Data records for software interfaces:
»»

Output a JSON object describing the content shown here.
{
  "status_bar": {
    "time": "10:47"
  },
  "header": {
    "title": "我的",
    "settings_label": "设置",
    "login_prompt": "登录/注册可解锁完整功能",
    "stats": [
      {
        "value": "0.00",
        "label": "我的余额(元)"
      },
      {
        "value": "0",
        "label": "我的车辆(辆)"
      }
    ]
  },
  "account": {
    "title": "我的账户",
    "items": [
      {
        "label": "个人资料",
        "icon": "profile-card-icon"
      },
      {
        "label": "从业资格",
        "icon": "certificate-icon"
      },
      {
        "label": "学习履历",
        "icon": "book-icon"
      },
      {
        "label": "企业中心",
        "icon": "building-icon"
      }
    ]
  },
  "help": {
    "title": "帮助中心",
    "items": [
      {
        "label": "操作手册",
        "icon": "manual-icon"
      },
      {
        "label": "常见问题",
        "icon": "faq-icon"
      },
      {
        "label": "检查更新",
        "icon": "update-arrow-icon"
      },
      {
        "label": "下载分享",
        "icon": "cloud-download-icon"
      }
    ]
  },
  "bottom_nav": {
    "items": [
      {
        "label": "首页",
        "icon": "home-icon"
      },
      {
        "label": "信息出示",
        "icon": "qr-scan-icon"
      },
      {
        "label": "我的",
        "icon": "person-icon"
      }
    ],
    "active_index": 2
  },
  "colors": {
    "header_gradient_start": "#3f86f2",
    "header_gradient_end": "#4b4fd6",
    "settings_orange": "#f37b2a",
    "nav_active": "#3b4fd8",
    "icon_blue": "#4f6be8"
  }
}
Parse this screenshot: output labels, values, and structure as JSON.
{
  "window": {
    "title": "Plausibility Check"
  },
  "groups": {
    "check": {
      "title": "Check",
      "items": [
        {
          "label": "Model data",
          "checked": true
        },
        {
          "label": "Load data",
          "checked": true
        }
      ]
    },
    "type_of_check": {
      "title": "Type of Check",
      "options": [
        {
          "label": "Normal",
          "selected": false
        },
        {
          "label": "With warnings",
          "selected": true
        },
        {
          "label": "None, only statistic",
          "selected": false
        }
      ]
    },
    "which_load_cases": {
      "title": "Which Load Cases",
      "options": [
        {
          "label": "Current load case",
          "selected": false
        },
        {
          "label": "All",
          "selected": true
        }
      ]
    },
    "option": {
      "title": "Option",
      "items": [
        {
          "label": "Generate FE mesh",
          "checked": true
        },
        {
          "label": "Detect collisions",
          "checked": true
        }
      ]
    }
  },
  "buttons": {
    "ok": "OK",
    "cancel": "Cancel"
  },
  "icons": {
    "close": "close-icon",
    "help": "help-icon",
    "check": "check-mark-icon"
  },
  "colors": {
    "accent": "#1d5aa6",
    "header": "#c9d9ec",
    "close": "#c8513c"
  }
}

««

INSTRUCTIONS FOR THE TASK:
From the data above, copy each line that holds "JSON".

SOLUTION BELOW:
Output a JSON object describing the content shown here.
Parse this screenshot: output labels, values, and structure as JSON.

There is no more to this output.